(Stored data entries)
"""

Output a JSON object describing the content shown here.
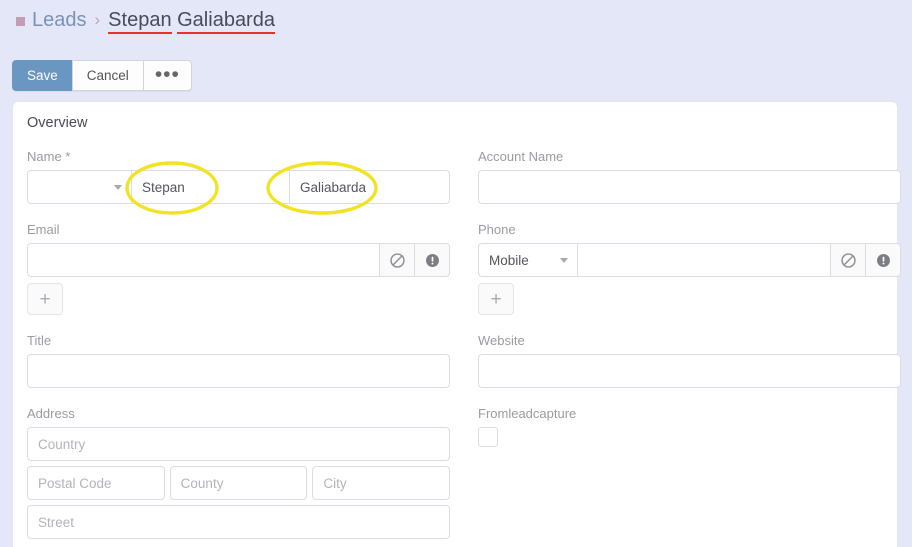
{
  "breadcrumb": {
    "icon": "leads-square-icon",
    "parent": "Leads",
    "separator": "›",
    "current_first": "Stepan",
    "current_space": " ",
    "current_last": "Galiabarda"
  },
  "toolbar": {
    "save_label": "Save",
    "cancel_label": "Cancel",
    "more_label": "•••"
  },
  "panel": {
    "title": "Overview"
  },
  "fields": {
    "name": {
      "label": "Name *",
      "salutation_value": "",
      "first_value": "Stepan",
      "last_value": "Galiabarda",
      "first_placeholder": "",
      "last_placeholder": ""
    },
    "account_name": {
      "label": "Account Name",
      "value": "",
      "placeholder": ""
    },
    "email": {
      "label": "Email",
      "value": "",
      "placeholder": "",
      "opt_out_icon": "circle-slash-icon",
      "invalid_icon": "exclamation-circle-icon",
      "add_label": "+"
    },
    "phone": {
      "label": "Phone",
      "type_value": "Mobile",
      "value": "",
      "placeholder": "",
      "opt_out_icon": "circle-slash-icon",
      "invalid_icon": "exclamation-circle-icon",
      "add_label": "+"
    },
    "title": {
      "label": "Title",
      "value": "",
      "placeholder": ""
    },
    "website": {
      "label": "Website",
      "value": "",
      "placeholder": ""
    },
    "address": {
      "label": "Address",
      "country_placeholder": "Country",
      "postal_placeholder": "Postal Code",
      "county_placeholder": "County",
      "city_placeholder": "City",
      "street_placeholder": "Street",
      "country_value": "",
      "postal_value": "",
      "county_value": "",
      "city_value": "",
      "street_value": ""
    },
    "fromleadcapture": {
      "label": "Fromleadcapture",
      "checked": false
    }
  },
  "annotations": {
    "color": "#f2e322",
    "items": [
      {
        "name": "highlight-first-name",
        "label": "ellipse around first name field"
      },
      {
        "name": "highlight-last-name",
        "label": "ellipse around last name field"
      }
    ]
  },
  "colors": {
    "page_background": "#e3e7f7",
    "primary_button": "#6a96c2",
    "breadcrumb_link": "#7b92b5",
    "breadcrumb_square": "#c49db5",
    "misspell_underline": "#e8332a",
    "annotation_yellow": "#f2e322"
  }
}
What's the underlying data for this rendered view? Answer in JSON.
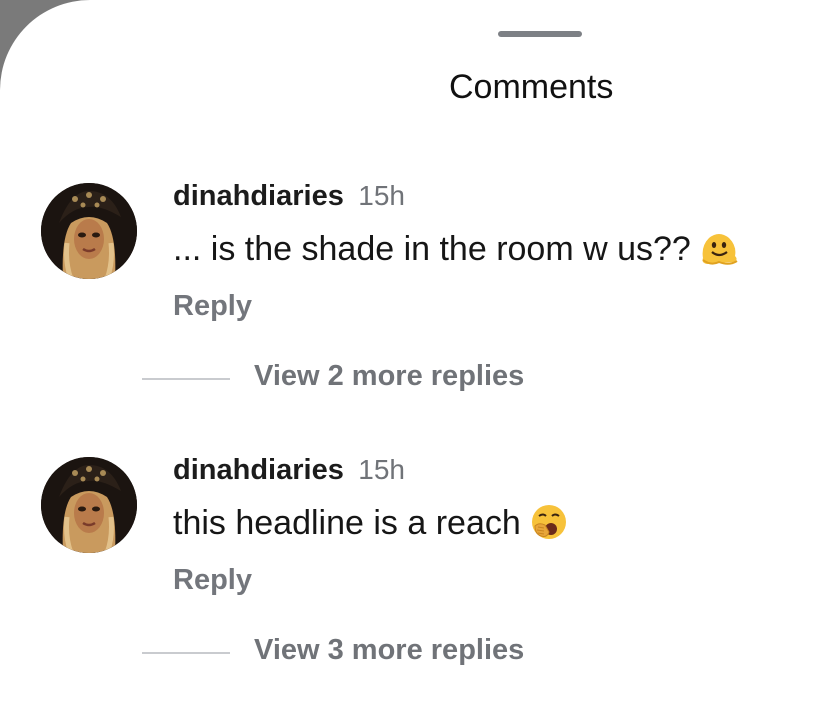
{
  "sheet": {
    "title": "Comments"
  },
  "comments": [
    {
      "username": "dinahdiaries",
      "time": "15h",
      "text": "... is the shade in the room w us??",
      "emoji": "melting-face-emoji",
      "reply_label": "Reply",
      "view_more_label": "View 2 more replies"
    },
    {
      "username": "dinahdiaries",
      "time": "15h",
      "text": "this headline is a reach",
      "emoji": "yawning-face-emoji",
      "reply_label": "Reply",
      "view_more_label": "View 3 more replies"
    }
  ],
  "colors": {
    "background_dim": "#7a7a7a",
    "sheet": "#ffffff",
    "secondary_text": "#707378",
    "emoji_yellow": "#f7c23a"
  }
}
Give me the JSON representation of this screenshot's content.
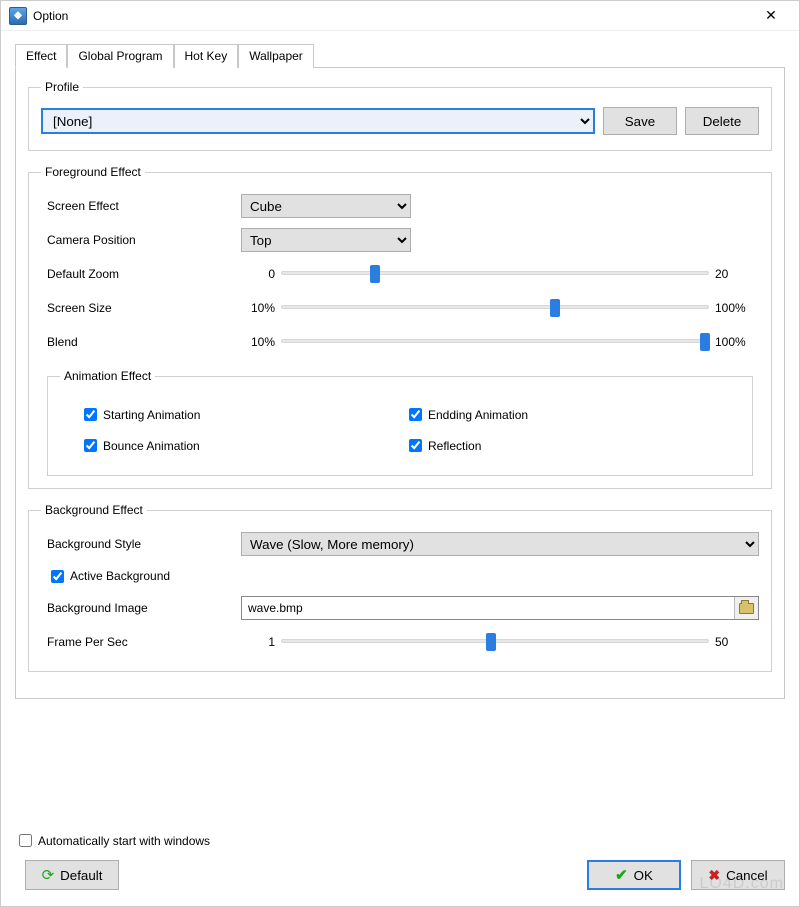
{
  "window": {
    "title": "Option"
  },
  "tabs": {
    "effect": "Effect",
    "global": "Global Program",
    "hotkey": "Hot Key",
    "wallpaper": "Wallpaper"
  },
  "profile": {
    "legend": "Profile",
    "value": "[None]",
    "save": "Save",
    "delete": "Delete"
  },
  "fg": {
    "legend": "Foreground Effect",
    "screen_effect_label": "Screen Effect",
    "screen_effect_value": "Cube",
    "camera_label": "Camera Position",
    "camera_value": "Top",
    "zoom_label": "Default Zoom",
    "zoom_min": "0",
    "zoom_max": "20",
    "size_label": "Screen Size",
    "size_min": "10%",
    "size_max": "100%",
    "blend_label": "Blend",
    "blend_min": "10%",
    "blend_max": "100%",
    "anim_legend": "Animation Effect",
    "anim_start": "Starting Animation",
    "anim_end": "Endding Animation",
    "anim_bounce": "Bounce Animation",
    "anim_reflection": "Reflection"
  },
  "bg": {
    "legend": "Background Effect",
    "style_label": "Background Style",
    "style_value": "Wave (Slow, More memory)",
    "active_label": "Active Background",
    "image_label": "Background Image",
    "image_value": "wave.bmp",
    "fps_label": "Frame Per Sec",
    "fps_min": "1",
    "fps_max": "50"
  },
  "footer": {
    "autostart": "Automatically start with windows",
    "default": "Default",
    "ok": "OK",
    "cancel": "Cancel"
  },
  "watermark": "LO4D.com"
}
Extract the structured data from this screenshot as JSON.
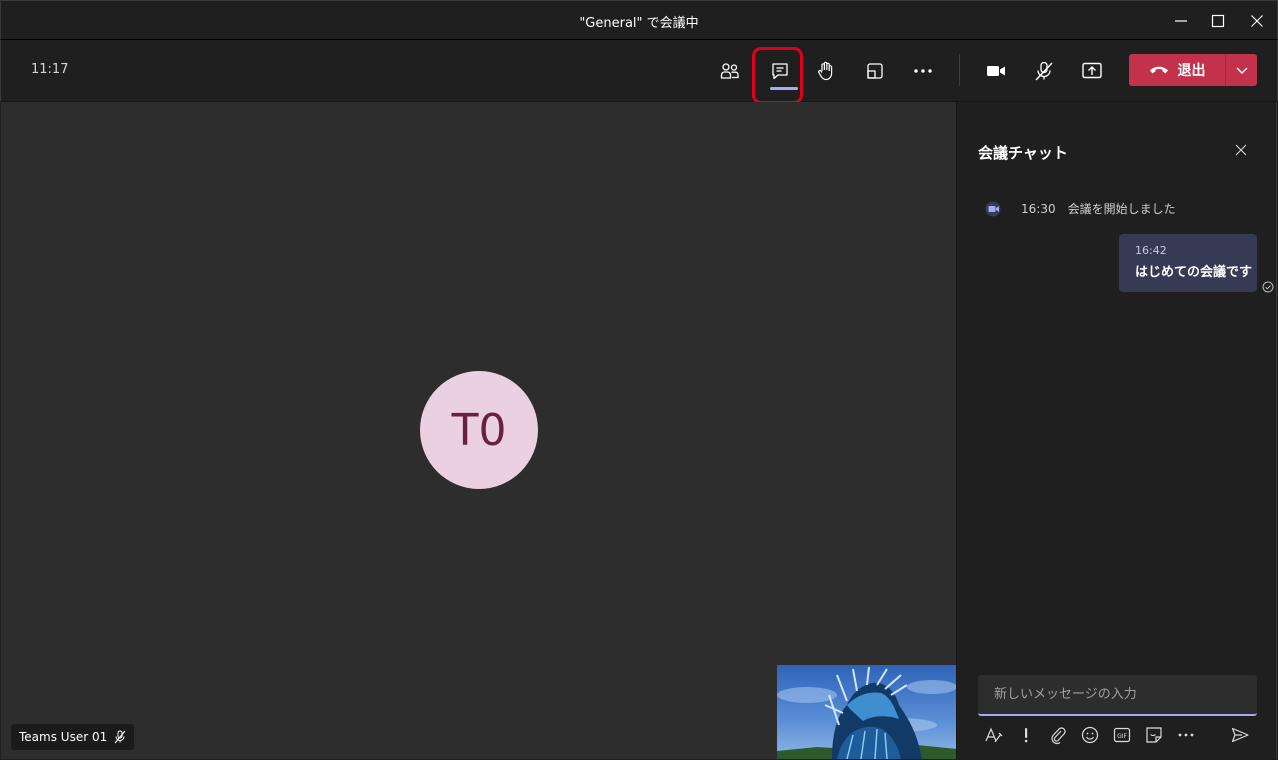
{
  "window": {
    "title": "\"General\" で会議中"
  },
  "toolbar": {
    "clock": "11:17",
    "leave_label": "退出",
    "buttons": [
      {
        "name": "people",
        "icon": "people-icon"
      },
      {
        "name": "chat",
        "icon": "chat-icon",
        "active": true
      },
      {
        "name": "raise-hand",
        "icon": "hand-icon"
      },
      {
        "name": "breakout-rooms",
        "icon": "rooms-icon"
      },
      {
        "name": "more-actions",
        "icon": "more-icon"
      },
      {
        "name": "camera",
        "icon": "camera-icon"
      },
      {
        "name": "mic",
        "icon": "mic-off-icon"
      },
      {
        "name": "share",
        "icon": "share-icon"
      }
    ]
  },
  "stage": {
    "avatar_initials": "T0",
    "participant_name": "Teams User 01"
  },
  "chat": {
    "title": "会議チャット",
    "system_message": {
      "time": "16:30",
      "text": "会議を開始しました"
    },
    "messages": [
      {
        "time": "16:42",
        "text": "はじめての会議です"
      }
    ],
    "compose_placeholder": "新しいメッセージの入力"
  },
  "colors": {
    "background": "#1f1f1f",
    "stage": "#2d2d2d",
    "leave_button": "#c4314b",
    "accent": "#a9aaf5",
    "avatar_bg": "#ebd0e2",
    "avatar_text": "#68223f",
    "highlight_outline": "#e0001b",
    "bubble": "#373a55"
  }
}
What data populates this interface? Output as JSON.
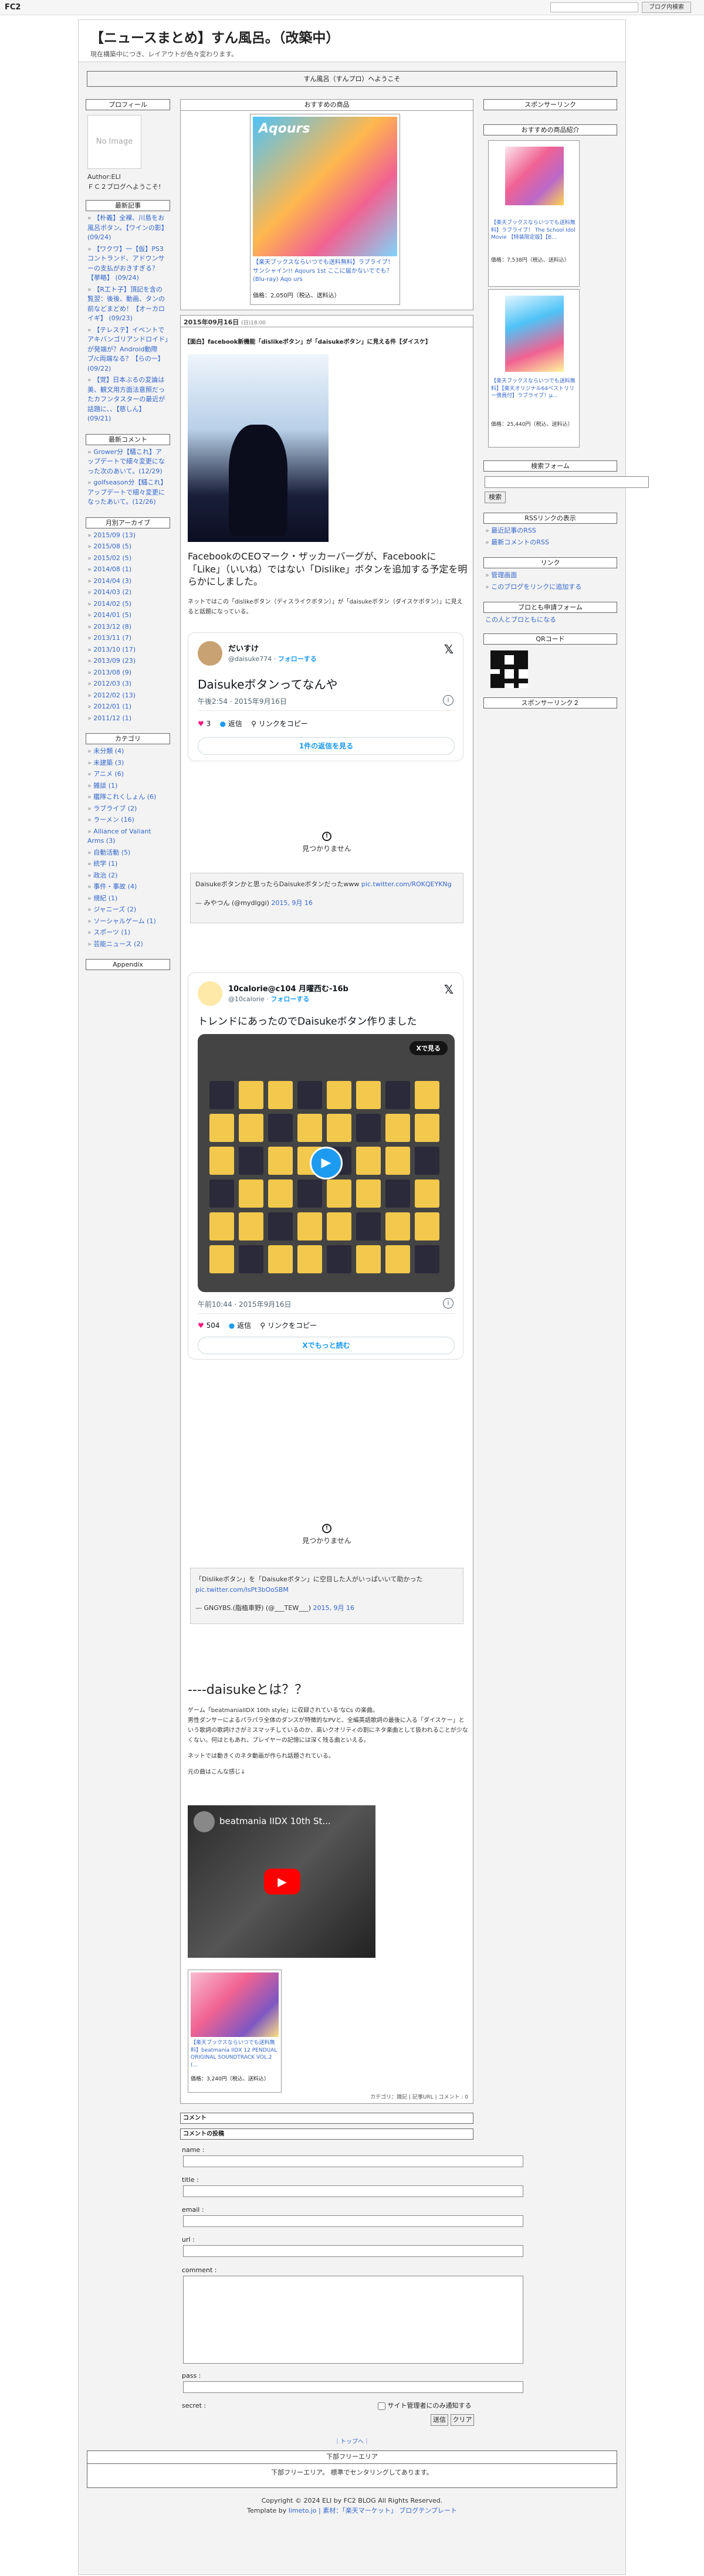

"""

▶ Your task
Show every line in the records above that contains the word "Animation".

▶ Answer to the exercise
    "anim_legend": "Animation Effect",
    "anim_start": "Starting Animation",
    "anim_end": "Endding Animation",
    "anim_bounce": "Bounce Animation",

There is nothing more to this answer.